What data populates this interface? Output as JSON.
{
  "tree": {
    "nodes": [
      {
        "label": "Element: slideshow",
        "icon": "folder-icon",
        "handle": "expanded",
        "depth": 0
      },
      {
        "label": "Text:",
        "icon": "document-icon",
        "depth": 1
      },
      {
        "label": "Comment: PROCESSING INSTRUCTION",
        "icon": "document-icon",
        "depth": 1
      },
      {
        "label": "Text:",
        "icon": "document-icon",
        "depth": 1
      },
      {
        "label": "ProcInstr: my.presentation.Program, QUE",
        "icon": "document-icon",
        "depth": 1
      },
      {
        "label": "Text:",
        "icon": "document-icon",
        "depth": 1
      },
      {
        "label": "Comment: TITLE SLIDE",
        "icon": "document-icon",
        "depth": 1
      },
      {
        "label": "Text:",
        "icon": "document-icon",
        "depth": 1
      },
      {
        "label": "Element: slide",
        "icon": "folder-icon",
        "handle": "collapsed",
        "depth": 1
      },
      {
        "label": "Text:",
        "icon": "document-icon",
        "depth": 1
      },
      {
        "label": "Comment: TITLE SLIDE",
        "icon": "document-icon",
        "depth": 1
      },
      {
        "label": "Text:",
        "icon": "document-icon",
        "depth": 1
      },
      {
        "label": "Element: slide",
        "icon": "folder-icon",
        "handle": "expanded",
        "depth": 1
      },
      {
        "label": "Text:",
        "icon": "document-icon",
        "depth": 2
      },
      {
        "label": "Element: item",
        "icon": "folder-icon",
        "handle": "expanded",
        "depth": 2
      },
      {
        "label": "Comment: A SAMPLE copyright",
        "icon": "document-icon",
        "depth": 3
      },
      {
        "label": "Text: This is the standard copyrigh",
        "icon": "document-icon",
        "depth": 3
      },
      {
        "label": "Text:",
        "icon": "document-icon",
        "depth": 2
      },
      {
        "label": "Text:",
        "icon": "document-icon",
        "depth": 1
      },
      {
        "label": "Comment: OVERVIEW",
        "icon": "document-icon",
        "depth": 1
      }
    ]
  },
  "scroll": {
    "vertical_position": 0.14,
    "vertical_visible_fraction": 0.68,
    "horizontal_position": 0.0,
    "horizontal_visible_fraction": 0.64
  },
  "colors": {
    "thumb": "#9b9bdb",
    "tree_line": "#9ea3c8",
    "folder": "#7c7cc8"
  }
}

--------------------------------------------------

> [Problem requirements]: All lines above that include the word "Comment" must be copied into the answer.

> [Task answer]:
        "label": "Comment: PROCESSING INSTRUCTION",
        "label": "Comment: TITLE SLIDE",
        "label": "Comment: TITLE SLIDE",
        "label": "Comment: A SAMPLE copyright",
        "label": "Comment: OVERVIEW",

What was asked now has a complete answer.